BEGIN AVAILABLE DATA
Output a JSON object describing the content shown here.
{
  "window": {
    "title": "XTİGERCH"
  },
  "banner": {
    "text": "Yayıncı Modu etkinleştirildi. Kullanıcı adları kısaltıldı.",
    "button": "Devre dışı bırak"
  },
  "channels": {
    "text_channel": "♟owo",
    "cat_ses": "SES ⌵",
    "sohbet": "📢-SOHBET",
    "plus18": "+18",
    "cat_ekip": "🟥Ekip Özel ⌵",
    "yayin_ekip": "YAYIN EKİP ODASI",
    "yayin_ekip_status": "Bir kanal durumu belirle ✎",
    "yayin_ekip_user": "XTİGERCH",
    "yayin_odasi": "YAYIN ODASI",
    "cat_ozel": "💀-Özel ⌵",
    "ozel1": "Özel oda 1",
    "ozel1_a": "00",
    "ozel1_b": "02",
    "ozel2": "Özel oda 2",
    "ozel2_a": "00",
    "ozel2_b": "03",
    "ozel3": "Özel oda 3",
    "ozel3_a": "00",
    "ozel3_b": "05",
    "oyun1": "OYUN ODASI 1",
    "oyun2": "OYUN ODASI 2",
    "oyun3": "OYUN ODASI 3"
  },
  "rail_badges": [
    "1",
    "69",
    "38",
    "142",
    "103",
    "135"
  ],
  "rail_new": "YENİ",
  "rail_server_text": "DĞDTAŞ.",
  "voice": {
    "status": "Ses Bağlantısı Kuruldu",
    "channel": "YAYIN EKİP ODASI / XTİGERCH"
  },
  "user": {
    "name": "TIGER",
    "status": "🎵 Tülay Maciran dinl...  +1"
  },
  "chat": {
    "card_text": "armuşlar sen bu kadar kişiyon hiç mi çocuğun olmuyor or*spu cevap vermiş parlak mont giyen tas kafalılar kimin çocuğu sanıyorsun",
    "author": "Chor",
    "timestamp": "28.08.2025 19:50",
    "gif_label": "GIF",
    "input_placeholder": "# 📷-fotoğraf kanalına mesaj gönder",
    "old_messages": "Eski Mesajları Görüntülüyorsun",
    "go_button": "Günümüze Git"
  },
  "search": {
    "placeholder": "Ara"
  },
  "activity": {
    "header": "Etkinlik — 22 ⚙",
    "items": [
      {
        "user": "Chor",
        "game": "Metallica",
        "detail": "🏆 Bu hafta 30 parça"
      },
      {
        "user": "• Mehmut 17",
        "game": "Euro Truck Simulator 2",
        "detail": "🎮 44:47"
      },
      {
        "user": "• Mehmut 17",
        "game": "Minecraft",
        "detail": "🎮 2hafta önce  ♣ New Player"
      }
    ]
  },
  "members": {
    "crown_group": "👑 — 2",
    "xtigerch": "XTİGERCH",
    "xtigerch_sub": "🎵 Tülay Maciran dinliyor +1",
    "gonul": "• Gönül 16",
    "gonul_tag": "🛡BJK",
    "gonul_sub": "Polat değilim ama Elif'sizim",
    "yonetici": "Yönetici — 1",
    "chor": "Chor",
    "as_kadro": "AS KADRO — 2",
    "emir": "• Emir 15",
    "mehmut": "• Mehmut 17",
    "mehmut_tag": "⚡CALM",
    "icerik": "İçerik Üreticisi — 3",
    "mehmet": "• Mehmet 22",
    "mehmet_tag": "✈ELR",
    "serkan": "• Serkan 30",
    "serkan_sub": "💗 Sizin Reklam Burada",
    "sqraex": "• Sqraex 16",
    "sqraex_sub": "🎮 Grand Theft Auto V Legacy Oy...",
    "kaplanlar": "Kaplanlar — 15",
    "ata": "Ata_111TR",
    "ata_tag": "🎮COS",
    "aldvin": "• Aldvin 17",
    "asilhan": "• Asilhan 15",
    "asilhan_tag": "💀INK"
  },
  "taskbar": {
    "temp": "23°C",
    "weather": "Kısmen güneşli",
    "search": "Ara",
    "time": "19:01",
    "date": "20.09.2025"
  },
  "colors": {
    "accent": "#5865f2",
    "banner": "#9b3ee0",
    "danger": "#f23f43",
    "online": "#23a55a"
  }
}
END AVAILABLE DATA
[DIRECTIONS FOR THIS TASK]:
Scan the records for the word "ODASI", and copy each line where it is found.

[SOLUTION TO THIS PROBLEM]:
    "yayin_ekip": "YAYIN EKİP ODASI",
    "yayin_odasi": "YAYIN ODASI",
    "oyun1": "OYUN ODASI 1",
    "oyun2": "OYUN ODASI 2",
    "oyun3": "OYUN ODASI 3"
    "channel": "YAYIN EKİP ODASI / XTİGERCH"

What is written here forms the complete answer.